hate to break it to you, but it is. failure is part of life, like the non-existence of santa. i probably won’t ever have a 6-pack no matter how many sit-ups i do, or how many months i don’t drink.
we’re a week into the new year and already i can bet you rands to onion rings that 99% of the world’s population has already defaulted on 50% of their new year’s resolutions. i myself had to finish the last 3 beers in the fridge before i could start my unwritten ‘no alcohol until 1 may, unless i’m out at a restaurant with friends’ resolution (see that big loop-hole? that goal has failure written all over it.). and my friend can’t start training with me until monday, because, well, that’s the day when she starts new training programs. so, what do you do when you fail?
first, it’s not a failure! remember when i mentioned that you shouldn’t be able to attain 50% of your well-written SMART goals? in the end it’s not about the goal- it’s about the journey to the goal, the process of defining what you really want, how you’re going to get it, and why it’s important to you. the goal-setting process is really just self-awareness, self-discovery and self-mastery all wrapped up in a clever disguise. so rather than beating yourself up because you didn’t climb kilimanjaro or get a puppy this year (2 goals i wrote down for 2012), take a step back and reassess.
did i go about it in the right way? like my ‘6-pack in 6 months’ goal it was not well-defined and poorly planned. i didn’t clearly articulate what i wanted and i wasn’t able to do what was required to attain it. the take home message: get better at breaking down the goal into easily identifiable, doable tasks. get better at knowing what you’re capable of and what you’re willing to sacrifice. self-awareness, self-discovery, self-mastery.
did i really want this? i looked at my goals from last year and read the bit about the puppy and wondered: who wrote that? my life has changed so much in the last year, it would have been totally inappropriate to add a puppy to the mix. so the goal has been marked undone (no gold star, sad face) and i don’t feel any sense of failure around it. take home message: things change, in retrospect- not all goals are appropriate, cut your losses, move on. self-awareness, self-discovery, self-mastery.
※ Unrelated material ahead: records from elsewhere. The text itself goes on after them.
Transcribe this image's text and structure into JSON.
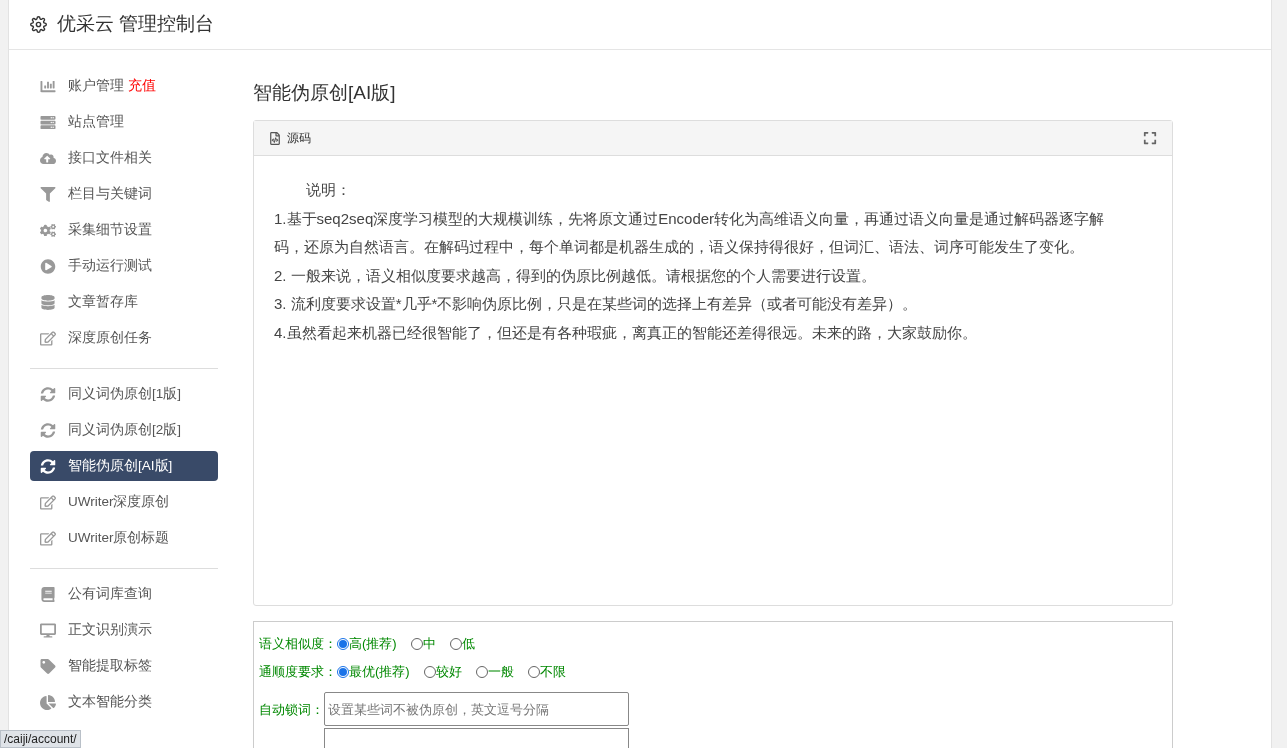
{
  "header": {
    "title": "优采云 管理控制台"
  },
  "sidebar": {
    "groups": [
      {
        "items": [
          {
            "label": "账户管理",
            "badge": "充值",
            "selected": false
          },
          {
            "label": "站点管理",
            "selected": false
          },
          {
            "label": "接口文件相关",
            "selected": false
          },
          {
            "label": "栏目与关键词",
            "selected": false
          },
          {
            "label": "采集细节设置",
            "selected": false
          },
          {
            "label": "手动运行测试",
            "selected": false
          },
          {
            "label": "文章暂存库",
            "selected": false
          },
          {
            "label": "深度原创任务",
            "selected": false
          }
        ]
      },
      {
        "items": [
          {
            "label": "同义词伪原创[1版]",
            "selected": false
          },
          {
            "label": "同义词伪原创[2版]",
            "selected": false
          },
          {
            "label": "智能伪原创[AI版]",
            "selected": true
          },
          {
            "label": "UWriter深度原创",
            "selected": false
          },
          {
            "label": "UWriter原创标题",
            "selected": false
          }
        ]
      },
      {
        "items": [
          {
            "label": "公有词库查询",
            "selected": false
          },
          {
            "label": "正文识别演示",
            "selected": false
          },
          {
            "label": "智能提取标签",
            "selected": false
          },
          {
            "label": "文本智能分类",
            "selected": false
          }
        ]
      }
    ]
  },
  "page_title": "智能伪原创[AI版]",
  "editor": {
    "toolbar_label": "源码",
    "paragraphs": [
      "说明：",
      "1.基于seq2seq深度学习模型的大规模训练，先将原文通过Encoder转化为高维语义向量，再通过语义向量是通过解码器逐字解码，还原为自然语言。在解码过程中，每个单词都是机器生成的，语义保持得很好，但词汇、语法、词序可能发生了变化。",
      "2. 一般来说，语义相似度要求越高，得到的伪原比例越低。请根据您的个人需要进行设置。",
      "3. 流利度要求设置*几乎*不影响伪原比例，只是在某些词的选择上有差异（或者可能没有差异）。",
      "4.虽然看起来机器已经很智能了，但还是有各种瑕疵，离真正的智能还差得很远。未来的路，大家鼓励你。"
    ]
  },
  "options": [
    {
      "label": "语义相似度：",
      "choices": [
        {
          "label": "高(推荐)",
          "selected": true
        },
        {
          "label": "中",
          "selected": false
        },
        {
          "label": "低",
          "selected": false
        }
      ]
    },
    {
      "label": "通顺度要求：",
      "choices": [
        {
          "label": "最优(推荐)",
          "selected": true
        },
        {
          "label": "较好",
          "selected": false
        },
        {
          "label": "一般",
          "selected": false
        },
        {
          "label": "不限",
          "selected": false
        }
      ]
    }
  ],
  "lock_words": {
    "label": "自动锁词：",
    "placeholder": "设置某些词不被伪原创，英文逗号分隔"
  },
  "status_url": "/caiji/account/"
}
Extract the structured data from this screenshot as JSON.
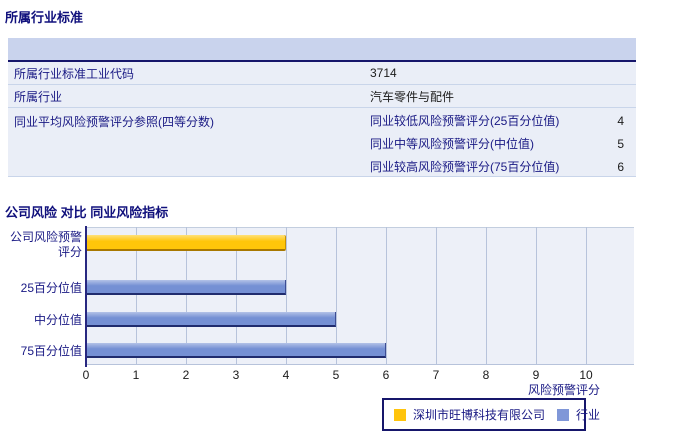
{
  "sections": {
    "industry_standard_title": "所属行业标准",
    "comparison_title": "公司风险 对比 同业风险指标"
  },
  "table": {
    "rows": [
      {
        "label": "所属行业标准工业代码",
        "value": "3714"
      },
      {
        "label": "所属行业",
        "value": "汽车零件与配件"
      }
    ],
    "quartile_row": {
      "label": "同业平均风险预警评分参照(四等分数)",
      "items": [
        {
          "label": "同业较低风险预警评分(25百分位值)",
          "value": "4"
        },
        {
          "label": "同业中等风险预警评分(中位值)",
          "value": "5"
        },
        {
          "label": "同业较高风险预警评分(75百分位值)",
          "value": "6"
        }
      ]
    }
  },
  "chart_data": {
    "type": "bar",
    "orientation": "horizontal",
    "title": "",
    "categories": [
      "公司风险预警评分",
      "25百分位值",
      "中分位值",
      "75百分位值"
    ],
    "series": [
      {
        "name": "深圳市旺博科技有限公司",
        "color": "#ffc60a",
        "values": [
          4,
          null,
          null,
          null
        ]
      },
      {
        "name": "行业",
        "color": "#7590d4",
        "values": [
          null,
          4,
          5,
          6
        ]
      }
    ],
    "legend_colors": {
      "company": "#ffc40c",
      "industry": "#8097d8"
    },
    "xlabel": "风险预警评分",
    "xlim": [
      0,
      10
    ],
    "xticks": [
      0,
      1,
      2,
      3,
      4,
      5,
      6,
      7,
      8,
      9,
      10
    ],
    "grid": true,
    "legend_position": "bottom"
  }
}
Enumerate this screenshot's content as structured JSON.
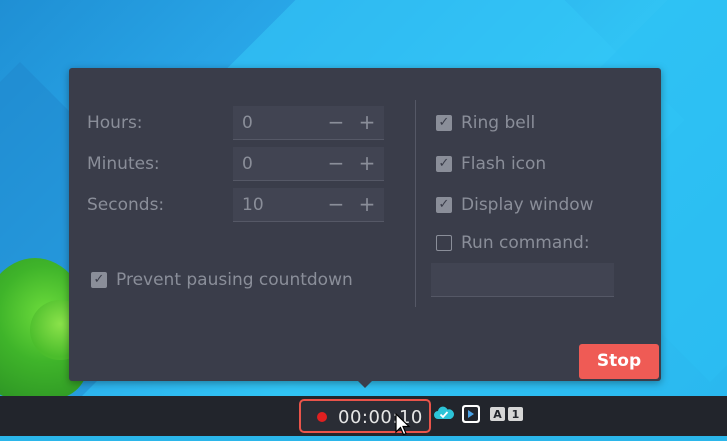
{
  "timer_settings": {
    "hours": {
      "label": "Hours:",
      "value": "0",
      "minus": "−",
      "plus": "+"
    },
    "minutes": {
      "label": "Minutes:",
      "value": "0",
      "minus": "−",
      "plus": "+"
    },
    "seconds": {
      "label": "Seconds:",
      "value": "10",
      "minus": "−",
      "plus": "+"
    },
    "prevent_pausing": {
      "label": "Prevent pausing countdown",
      "checked": true
    }
  },
  "alarm_options": {
    "ring_bell": {
      "label": "Ring bell",
      "checked": true
    },
    "flash_icon": {
      "label": "Flash icon",
      "checked": true
    },
    "display_window": {
      "label": "Display window",
      "checked": true
    },
    "run_command": {
      "label": "Run command:",
      "checked": false
    },
    "command_value": ""
  },
  "stop_label": "Stop",
  "taskbar": {
    "timer_text": "00:00:10",
    "tray_icons": [
      "cloud-check-icon",
      "dropbox-icon",
      "keyboard-layout-icon"
    ],
    "keyboard_layout_text": "A 1"
  },
  "colors": {
    "panel_bg": "#3a3d4a",
    "accent_stop": "#ef5b55",
    "record_dot": "#e02020",
    "timer_border": "#e9544a"
  }
}
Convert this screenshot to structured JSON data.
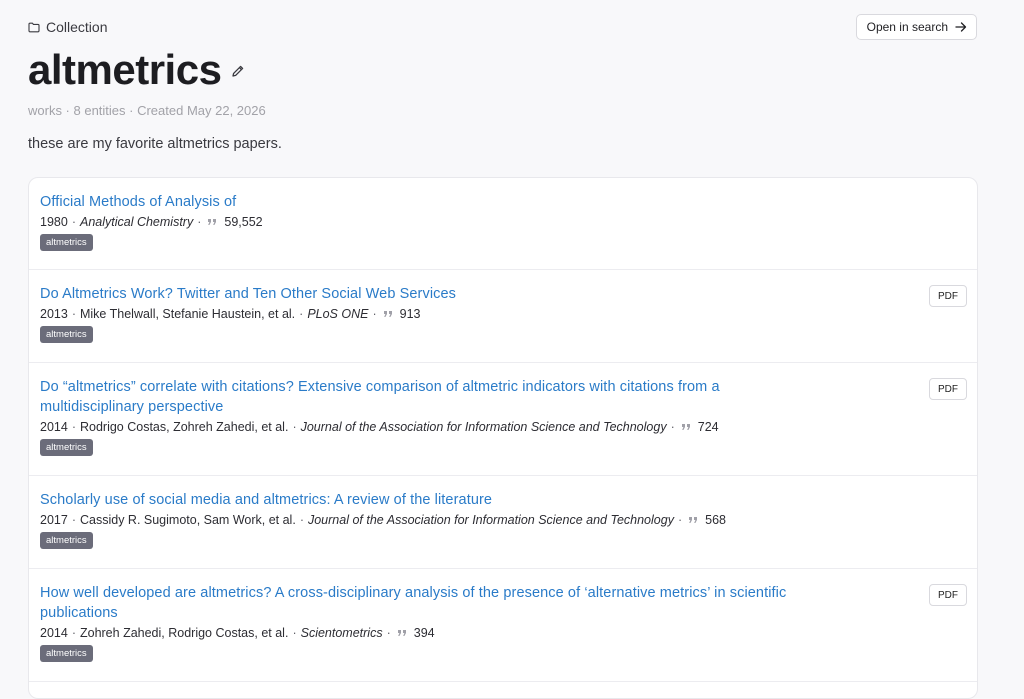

i only made if half-way. only half-way? awesome! rather than dwell on the half that you didn’t achieve, look at how you got as far as you did. what were your incentives? how did you motivate yourself? what was the difference between what you accomplished and what you didn’t? could you have gone about it in a different, more efficient way? self-awareness, self-discovery, self-mastery.
you know how we always say ‘survival of the fittest’ or ‘whatever doesn’t kill you, makes you stronger’? goal setting is a winnowing process that separates what we’d like to have from what we really desire and need. and it gives us the knowledge to identify these things more readily when they arrive in your life unannounced and unwritten. who’d have thought that my 2010 goals to reduce my ‘stuff’ and live a more minimalist lifestyle would only resolve after i was laid off in july of this year. it was ironic to look back and see that written goals like ‘downsize my truck’ and ‘clean out my closets’ happened when i was faced with a much larger, more pressing, unwritten challenge of ‘GET A JOB NOW!’ and ‘FIND A SMALLER PLACE TO LIVE!’
past failures made me more capable and adaptable, and more readily able to recognize opportunities to make necessary sacrifices to do what needs to be done. when i look back on all my years of goal setting, i don’t remember what i didn’t accomplish, i only know i’m where i am today because of what i did. and it’s a good place to be.